Uzbekistan is to hold snap presidential elections on July 9, President Shavkat Mirziyoyev has said, citing the need to pursue wide-ranging reforms as a reason for bringing the vote forward by more than three years.
The announcement on May 8 appears at first glance to confirm suspicions that changes to the constitution approved in a carefully choreographed referendum held last month were in large part engineered to enable Mirziyoyev, 65, to extend his time in office. Under the new rules, he will be allowed to seek election to another seven-year terms, instead of having to step aside at the end of his current and last permitted five-year term in 2026.
While speaking to the heads of the two chambers of parliament, political party leaders and ministers, however, Mirziyoyev volunteered an alternative range of explanations for calling early elections that he is guaranteed to win in Uzbekistan’s competition-free political system.

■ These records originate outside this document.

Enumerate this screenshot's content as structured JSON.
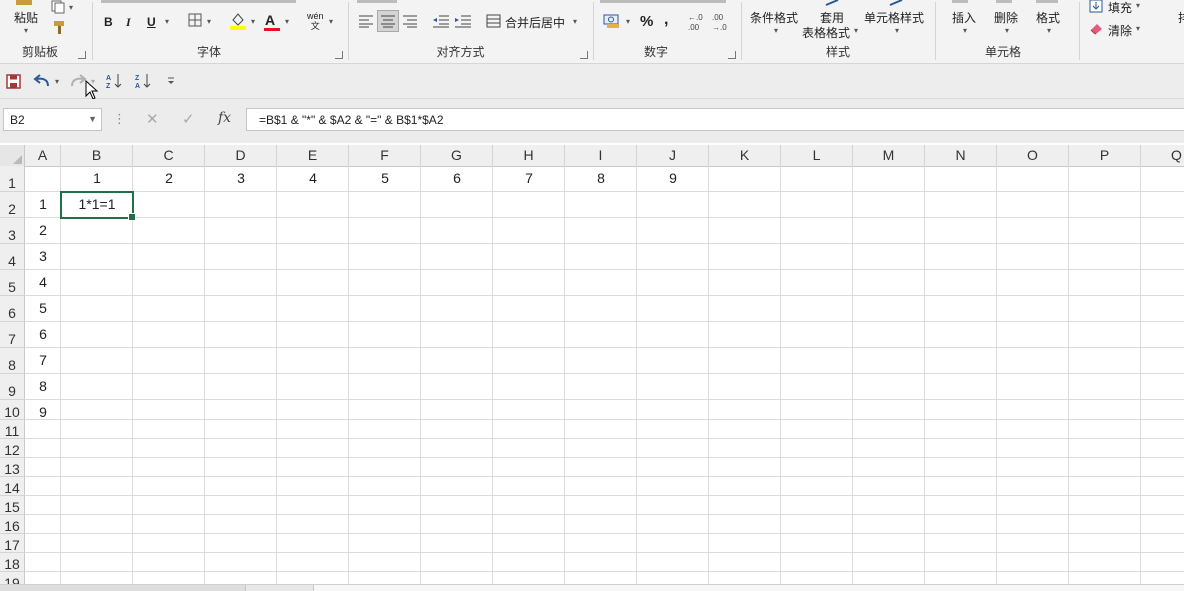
{
  "ribbon": {
    "clipboard": {
      "label": "剪贴板",
      "paste_label": "粘贴"
    },
    "font": {
      "label": "字体",
      "bold": "B",
      "italic": "I",
      "underline": "U",
      "font_color_glyph": "A",
      "phonetic_top": "wén",
      "phonetic_bottom": "文"
    },
    "alignment": {
      "label": "对齐方式",
      "merge_label": "合并后居中"
    },
    "number": {
      "label": "数字",
      "percent": "%",
      "comma": ",",
      "inc_decimal": "←.0\n.00",
      "dec_decimal": ".00\n→.0"
    },
    "styles": {
      "label": "样式",
      "conditional": "条件格式",
      "table_top": "套用",
      "table_bottom": "表格格式",
      "cell_styles": "单元格样式"
    },
    "cells": {
      "label": "单元格",
      "insert": "插入",
      "delete": "删除",
      "format": "格式"
    },
    "editing": {
      "fill": "填充",
      "clear": "清除",
      "sort_cut": "排"
    }
  },
  "formula_bar": {
    "name_box": "B2",
    "formula": "=B$1 & \"*\" & $A2 & \"=\" & B$1*$A2",
    "fx_label": "fx"
  },
  "grid": {
    "columns": [
      "A",
      "B",
      "C",
      "D",
      "E",
      "F",
      "G",
      "H",
      "I",
      "J",
      "K",
      "L",
      "M",
      "N",
      "O",
      "P",
      "Q"
    ],
    "rows": [
      "1",
      "2",
      "3",
      "4",
      "5",
      "6",
      "7",
      "8",
      "9",
      "10",
      "11",
      "12",
      "13",
      "14",
      "15",
      "16",
      "17",
      "18",
      "19"
    ],
    "row1_values": [
      "1",
      "2",
      "3",
      "4",
      "5",
      "6",
      "7",
      "8",
      "9"
    ],
    "colA_values": [
      "1",
      "2",
      "3",
      "4",
      "5",
      "6",
      "7",
      "8",
      "9"
    ],
    "b2_value": "1*1=1",
    "selected_cell": "B2"
  },
  "colors": {
    "selection": "#1e7145",
    "undo_icon": "#2b579a",
    "save_icon": "#a4373a",
    "fill_highlight": "#ffff00",
    "font_color": "#e81123"
  }
}
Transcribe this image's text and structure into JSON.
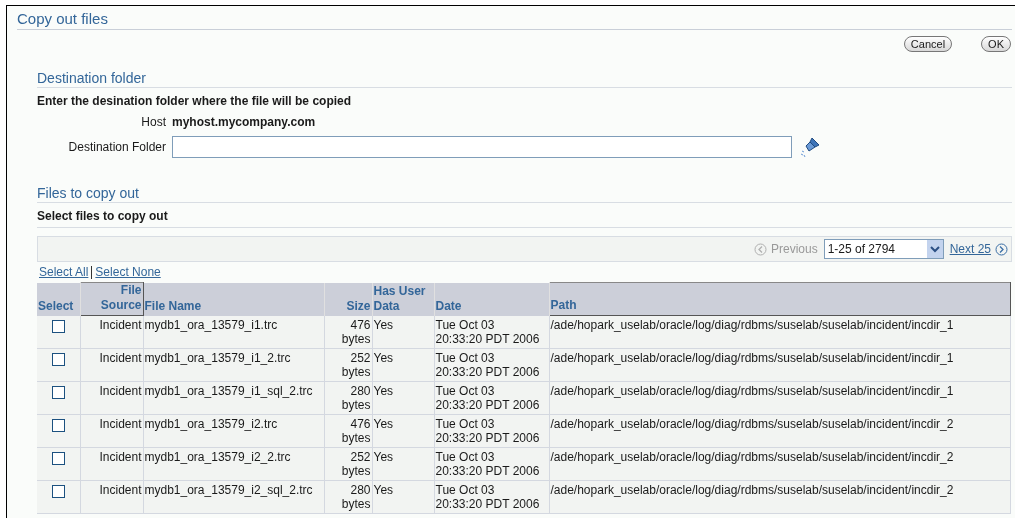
{
  "page": {
    "title": "Copy out files"
  },
  "buttons": [
    {
      "label": "Cancel"
    },
    {
      "label": "OK"
    }
  ],
  "destination": {
    "heading": "Destination folder",
    "instruction": "Enter the desination folder where the file will be copied",
    "host_label": "Host",
    "host": "myhost.mycompany.com",
    "folder_label": "Destination Folder"
  },
  "files": {
    "heading": "Files to copy out",
    "instruction": "Select files to copy out",
    "pagination": {
      "previous": "Previous",
      "previous_disabled": true,
      "range": "1-25 of 2794",
      "next": "Next 25"
    },
    "select_all": "Select All",
    "select_none": "Select None",
    "columns": [
      "Select",
      "File Source",
      "File Name",
      "Size",
      "Has User Data",
      "Date",
      "Path"
    ],
    "rows": [
      {
        "checked": false,
        "source": "Incident",
        "name": "mydb1_ora_13579_i1.trc",
        "size": "476 bytes",
        "has_user_data": "Yes",
        "date": "Tue Oct 03 20:33:20 PDT 2006",
        "path": "/ade/hopark_uselab/oracle/log/diag/rdbms/suselab/suselab/incident/incdir_1"
      },
      {
        "checked": false,
        "source": "Incident",
        "name": "mydb1_ora_13579_i1_2.trc",
        "size": "252 bytes",
        "has_user_data": "Yes",
        "date": "Tue Oct 03 20:33:20 PDT 2006",
        "path": "/ade/hopark_uselab/oracle/log/diag/rdbms/suselab/suselab/incident/incdir_1"
      },
      {
        "checked": false,
        "source": "Incident",
        "name": "mydb1_ora_13579_i1_sql_2.trc",
        "size": "280 bytes",
        "has_user_data": "Yes",
        "date": "Tue Oct 03 20:33:20 PDT 2006",
        "path": "/ade/hopark_uselab/oracle/log/diag/rdbms/suselab/suselab/incident/incdir_1"
      },
      {
        "checked": false,
        "source": "Incident",
        "name": "mydb1_ora_13579_i2.trc",
        "size": "476 bytes",
        "has_user_data": "Yes",
        "date": "Tue Oct 03 20:33:20 PDT 2006",
        "path": "/ade/hopark_uselab/oracle/log/diag/rdbms/suselab/suselab/incident/incdir_2"
      },
      {
        "checked": false,
        "source": "Incident",
        "name": "mydb1_ora_13579_i2_2.trc",
        "size": "252 bytes",
        "has_user_data": "Yes",
        "date": "Tue Oct 03 20:33:20 PDT 2006",
        "path": "/ade/hopark_uselab/oracle/log/diag/rdbms/suselab/suselab/incident/incdir_2"
      },
      {
        "checked": false,
        "source": "Incident",
        "name": "mydb1_ora_13579_i2_sql_2.trc",
        "size": "280 bytes",
        "has_user_data": "Yes",
        "date": "Tue Oct 03 20:33:20 PDT 2006",
        "path": "/ade/hopark_uselab/oracle/log/diag/rdbms/suselab/suselab/incident/incdir_2"
      }
    ]
  }
}
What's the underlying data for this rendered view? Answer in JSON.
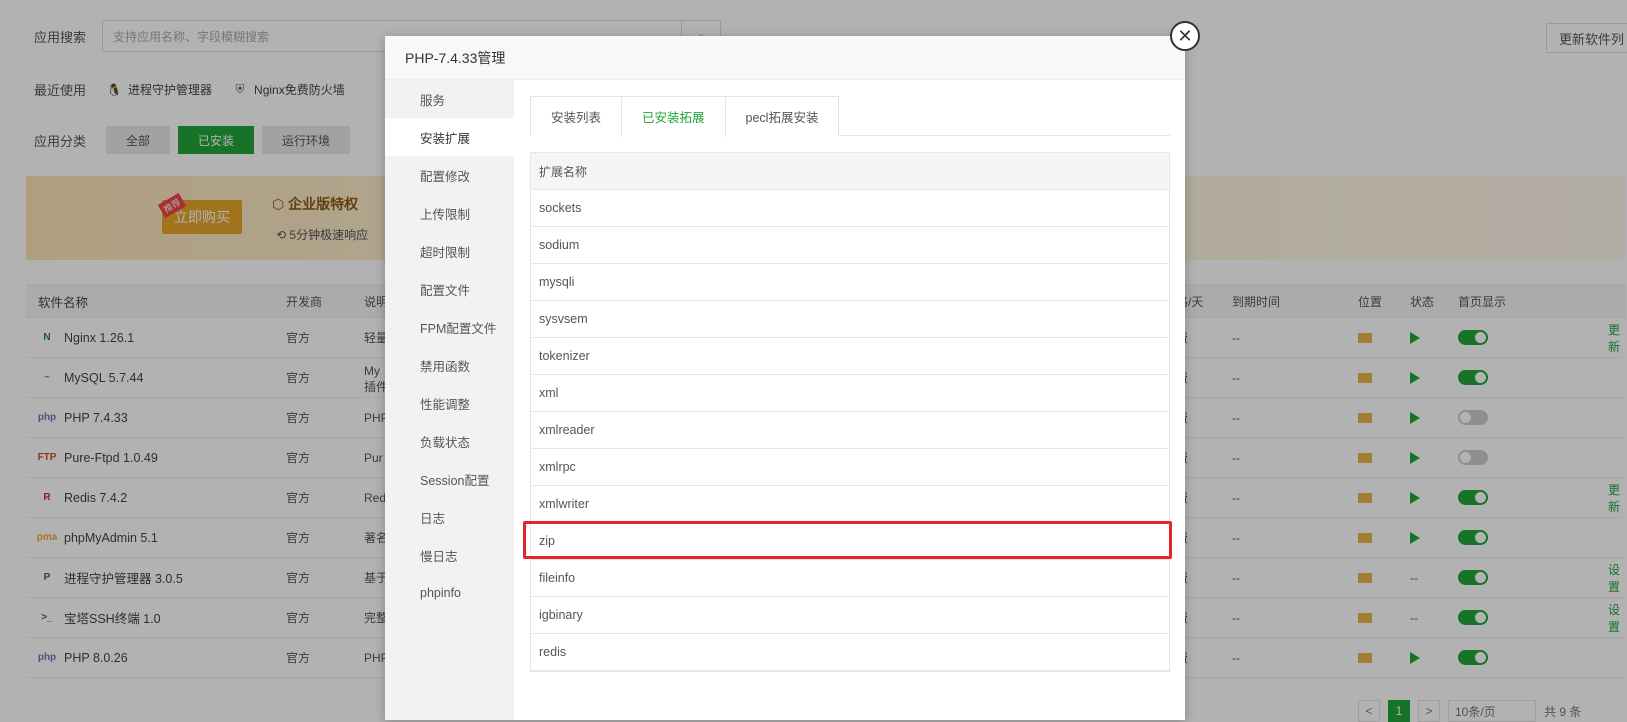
{
  "background": {
    "search_label": "应用搜索",
    "search_placeholder": "支持应用名称、字段模糊搜索",
    "update_button": "更新软件列",
    "recent_label": "最近使用",
    "recent_items": [
      "进程守护管理器",
      "Nginx免费防火墙"
    ],
    "category_label": "应用分类",
    "categories": [
      "全部",
      "已安装",
      "运行环境"
    ],
    "banner": {
      "buy_tag": "推荐",
      "buy_label": "立即购买",
      "title": "企业版特权",
      "subtitle": "5分钟极速响应"
    },
    "table": {
      "headers": {
        "name": "软件名称",
        "dev": "开发商",
        "desc": "说明",
        "price": "格/天",
        "expire": "到期时间",
        "loc": "位置",
        "stat": "状态",
        "home": "首页显示"
      },
      "rows": [
        {
          "name": "Nginx 1.26.1",
          "icon": "N",
          "icon_color": "#1e8d3c",
          "dev": "官方",
          "desc": "轻量",
          "price": "费",
          "expire": "--",
          "play": true,
          "toggle": true,
          "op": "更新"
        },
        {
          "name": "MySQL 5.7.44",
          "icon": "~",
          "icon_color": "#7a8aa0",
          "dev": "官方",
          "desc": "My",
          "desc2": "插件",
          "price": "费",
          "expire": "--",
          "play": true,
          "toggle": true,
          "op": ""
        },
        {
          "name": "PHP 7.4.33",
          "icon": "php",
          "icon_color": "#6b7bb3",
          "dev": "官方",
          "desc": "PHP",
          "price": "费",
          "expire": "--",
          "play": true,
          "toggle": false,
          "op": ""
        },
        {
          "name": "Pure-Ftpd 1.0.49",
          "icon": "FTP",
          "icon_color": "#d04a2a",
          "dev": "官方",
          "desc": "Pur",
          "price": "费",
          "expire": "--",
          "play": true,
          "toggle": false,
          "op": ""
        },
        {
          "name": "Redis 7.4.2",
          "icon": "R",
          "icon_color": "#c6302b",
          "dev": "官方",
          "desc": "Red",
          "price": "费",
          "expire": "--",
          "play": true,
          "toggle": true,
          "op": "更新"
        },
        {
          "name": "phpMyAdmin 5.1",
          "icon": "pma",
          "icon_color": "#e8a73c",
          "dev": "官方",
          "desc": "著名",
          "price": "费",
          "expire": "--",
          "play": true,
          "toggle": true,
          "op": ""
        },
        {
          "name": "进程守护管理器 3.0.5",
          "icon": "P",
          "icon_color": "#2b5f8f",
          "dev": "官方",
          "desc": "基于",
          "price": "费",
          "expire": "--",
          "play": false,
          "toggle": true,
          "op": "设置"
        },
        {
          "name": "宝塔SSH终端 1.0",
          "icon": ">_",
          "icon_color": "#1e7b3a",
          "dev": "官方",
          "desc": "完整",
          "price": "费",
          "expire": "--",
          "play": false,
          "toggle": true,
          "op": "设置"
        },
        {
          "name": "PHP 8.0.26",
          "icon": "php",
          "icon_color": "#6b7bb3",
          "dev": "官方",
          "desc": "PHP",
          "price": "费",
          "expire": "--",
          "play": true,
          "toggle": true,
          "op": ""
        }
      ]
    },
    "pager": {
      "prev": "<",
      "current": "1",
      "next": ">",
      "per_page": "10条/页",
      "total": "共 9 条"
    }
  },
  "modal": {
    "title": "PHP-7.4.33管理",
    "close_symbol": "✕",
    "menu": [
      "服务",
      "安装扩展",
      "配置修改",
      "上传限制",
      "超时限制",
      "配置文件",
      "FPM配置文件",
      "禁用函数",
      "性能调整",
      "负载状态",
      "Session配置",
      "日志",
      "慢日志",
      "phpinfo"
    ],
    "active_menu": 1,
    "tabs": [
      "安装列表",
      "已安装拓展",
      "pecl拓展安装"
    ],
    "active_tab": 1,
    "ext_header": "扩展名称",
    "extensions": [
      "sockets",
      "sodium",
      "mysqli",
      "sysvsem",
      "tokenizer",
      "xml",
      "xmlreader",
      "xmlrpc",
      "xmlwriter",
      "zip",
      "fileinfo",
      "igbinary",
      "redis"
    ],
    "highlighted_extension": "zip",
    "highlight_color": "#e3262a"
  }
}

Changes to the constitution have radically reformatted how the institutions operate, making a new presidential mandate necessary, he argued.
“Our Basic Law (the constitution) stipulates that the people are the only source of state power. From this point of view, in the updated system of state power, a mandate should be given only to a leader whom our people trust,” the president said, without specifying if he was alluding to himself.
Reverting to the topic of last month’s referendum on the constitution, Mirziyoyev hailed how the vote, which was saw 90 percent of electors back the amendments, was conducted.
“By means of this historic choice, our people once again demonstrated their great faith in our reforms started six years ago,” he said.
Independent observers have indicated, though, that they feel that result was mostly achieved through coercion and trickery rather than genuine public engagement.
A preliminary report on the vote prepared by the Organization for Security and Cooperation in Europe’s Office for Democratic Institutions and Human Rights, or ODIHR, noted that the referendum took place “in an environment short of genuine political pluralism and competition.”
Vote monitors remarked on “various serious violations” during voting and counting and “an exclusively positive tone” in the referendum coverage by local media.
And while it is true that the constitutional changes have adjusted the balance of power between the various branches of government, critics maintain this has mostly been done to strengthen the president’s hand.
“Previously, the constitution granted parliament the power to approve presidential nominees for prime minister, cabinet ministers, the prosecutor general and the national security service chairman, among others,” the head of Berlin-based Uzbek Forum for Human Rights, Umida Niyazova, wrote in an op-ed for Nikkei Asia. “Under the amendments, parliament can now only endorse the president's choices. In other words, the president no longer needs a parliamentary vote to appoint powerful officials of his choice.”
At this point, vote-fatigue may be wearing the public down.
A cartoon that circulated shortly after Mirziyoyev’s election announcement shows four men chatting over their cups of tea. One looks at his phone and breaks the news: "There's going to be an election in July." The man across from him responds in surprise: “Gosh, who did I vote for last week then?"